1. Write your math in a Word math zone.
2. Use Copy-as-TeX to get a TeX version of the equation.
3. Use LaTeX Previewer to get an SVG image of the TeX. Load the SVG into your web site's directory.
4. Use CaM’s Wrap a math SVG command. It will place the proper markup onto the Windows clipboard.
5. In your HTML file, paste the image markup in place of the TeX.

To illustrate, the equation below is an SVG image.

The markup that CaM wrote for that equation looks like this:

<div style="margin: 1em auto 1em auto; width: 12.3em;">
</div>

## Settings

You can control some settings for the CopyAsMarkup output. They are reached via the button at: Add-Ins | Copy-as-… |

Use HTML5 tags. If this preference is selected, CaM will:

1. Write <br> and <hr> instead of <br /> and <hr />.
2. Use the <figure> and <figcaption> tags for images with a caption.
3. Use the <aside> tag for paragraph styles Aside, PullQuote, and Sidenote.
4. Use the <cite> tag for paragraph styles Cite, Title, Author, and Citation.

Adds an id attribute to each heading tag. The text of the id will be the heading text, converted to hyphen-delimited-lower-case.

Set links to open in new tab

Adds attribute target="_blank" to each link.
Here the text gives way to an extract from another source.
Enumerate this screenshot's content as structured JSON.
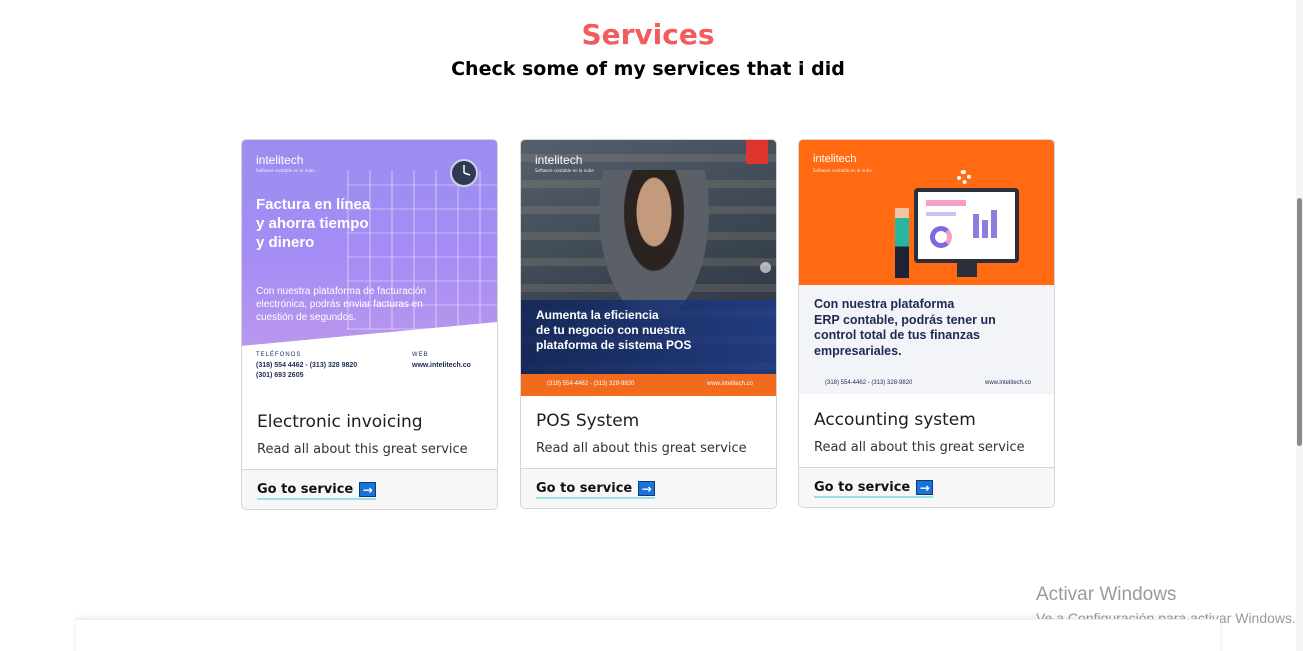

That rather cryptic attribute tells the browser to open the link in a new tab.

Use eBook tags

1. When this setting is selected, CaM wraps each heading with a <div id="…">…</div> and writes the id into the <div>, not into the heading tag. This works around a Kindle quirk.
2. Footnotes are written with an epub:type="footnote" attribute.

Export embedded images to folder:

Controls whether to choose the image’s destination folder at run time or to pre-define a destination folder.

Footnotes

See the notes here.

Toggle Notes

A toggle note is a parenthetical note that a reader can turn on and off with a click. The default marker for this click is the character “”. You can substitute your own character in the settings. []"The marker I use is [<span class='reduced'>▼</span>] and my CSS defines a class: .reduced { font-size:60%; }

Tufte CSS uses the checkbox hack to implement a toggle note. That technique has a good part (no JavaScript) and a bad part (more complex HTML markup). I personally use a different markup for toggle notes, but if you prefer the Tufte approach, you can choose so in the settings.

Math Toggle

If this preference is chosen, math will include not only TeX for the browser to render, but also another span that becomes visible when the user does a left-click on the math. That note will show the math in TeX and in Microsoft's UnicodeMath format. It gives the user something easy to copy and paste. You can try it on the equation below.

$x=\frac{-b\pm\sqrt{b^2-4ac}}{2a}$LF: x= (−b±√(b^2−4ac))/2a
TeX: $x=\frac{-b\pm\sqrt{b^2-4ac}}{2a}$`

For this to work, your page must have the CSS and JavaScript for a toggle note.

## Feature Details

Go here for a detailed explanation of each CopyAsMarkup feature.